= Data records =
··········

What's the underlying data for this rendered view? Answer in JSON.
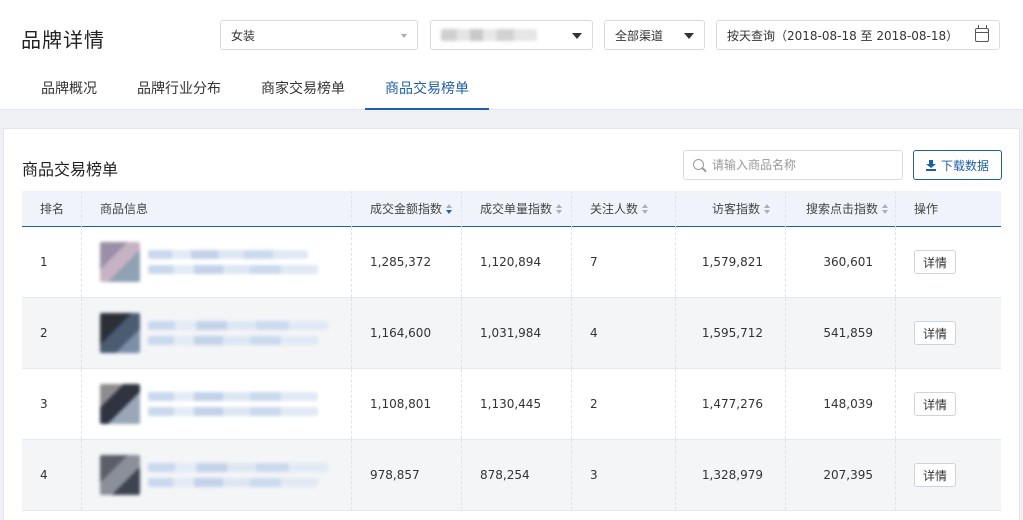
{
  "header": {
    "title": "品牌详情",
    "category_select": "女装",
    "channel_select": "全部渠道",
    "date_query": "按天查询（2018-08-18 至 2018-08-18）"
  },
  "tabs": [
    {
      "label": "品牌概况",
      "active": false
    },
    {
      "label": "品牌行业分布",
      "active": false
    },
    {
      "label": "商家交易榜单",
      "active": false
    },
    {
      "label": "商品交易榜单",
      "active": true
    }
  ],
  "section": {
    "title": "商品交易榜单",
    "search_placeholder": "请输入商品名称",
    "download_label": "下载数据"
  },
  "table": {
    "columns": [
      "排名",
      "商品信息",
      "成交金额指数",
      "成交单量指数",
      "关注人数",
      "访客指数",
      "搜索点击指数",
      "操作"
    ],
    "rows": [
      {
        "rank": "1",
        "amount": "1,285,372",
        "orders": "1,120,894",
        "followers": "7",
        "visitors": "1,579,821",
        "search_clicks": "360,601",
        "action": "详情"
      },
      {
        "rank": "2",
        "amount": "1,164,600",
        "orders": "1,031,984",
        "followers": "4",
        "visitors": "1,595,712",
        "search_clicks": "541,859",
        "action": "详情"
      },
      {
        "rank": "3",
        "amount": "1,108,801",
        "orders": "1,130,445",
        "followers": "2",
        "visitors": "1,477,276",
        "search_clicks": "148,039",
        "action": "详情"
      },
      {
        "rank": "4",
        "amount": "978,857",
        "orders": "878,254",
        "followers": "3",
        "visitors": "1,328,979",
        "search_clicks": "207,395",
        "action": "详情"
      }
    ]
  },
  "colors": {
    "accent": "#1f5fa8",
    "header_bg": "#f0f4fa",
    "alt_row_bg": "#f4f5f7"
  }
}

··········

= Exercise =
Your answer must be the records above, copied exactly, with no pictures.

= Written answer =
What's the underlying data for this rendered view? Answer in JSON.
{
  "header": {
    "title": "品牌详情",
    "category_select": "女装",
    "channel_select": "全部渠道",
    "date_query": "按天查询（2018-08-18 至 2018-08-18）"
  },
  "tabs": [
    {
      "label": "品牌概况",
      "active": false
    },
    {
      "label": "品牌行业分布",
      "active": false
    },
    {
      "label": "商家交易榜单",
      "active": false
    },
    {
      "label": "商品交易榜单",
      "active": true
    }
  ],
  "section": {
    "title": "商品交易榜单",
    "search_placeholder": "请输入商品名称",
    "download_label": "下载数据"
  },
  "table": {
    "columns": [
      "排名",
      "商品信息",
      "成交金额指数",
      "成交单量指数",
      "关注人数",
      "访客指数",
      "搜索点击指数",
      "操作"
    ],
    "rows": [
      {
        "rank": "1",
        "amount": "1,285,372",
        "orders": "1,120,894",
        "followers": "7",
        "visitors": "1,579,821",
        "search_clicks": "360,601",
        "action": "详情"
      },
      {
        "rank": "2",
        "amount": "1,164,600",
        "orders": "1,031,984",
        "followers": "4",
        "visitors": "1,595,712",
        "search_clicks": "541,859",
        "action": "详情"
      },
      {
        "rank": "3",
        "amount": "1,108,801",
        "orders": "1,130,445",
        "followers": "2",
        "visitors": "1,477,276",
        "search_clicks": "148,039",
        "action": "详情"
      },
      {
        "rank": "4",
        "amount": "978,857",
        "orders": "878,254",
        "followers": "3",
        "visitors": "1,328,979",
        "search_clicks": "207,395",
        "action": "详情"
      }
    ]
  },
  "colors": {
    "accent": "#1f5fa8",
    "header_bg": "#f0f4fa",
    "alt_row_bg": "#f4f5f7"
  }
}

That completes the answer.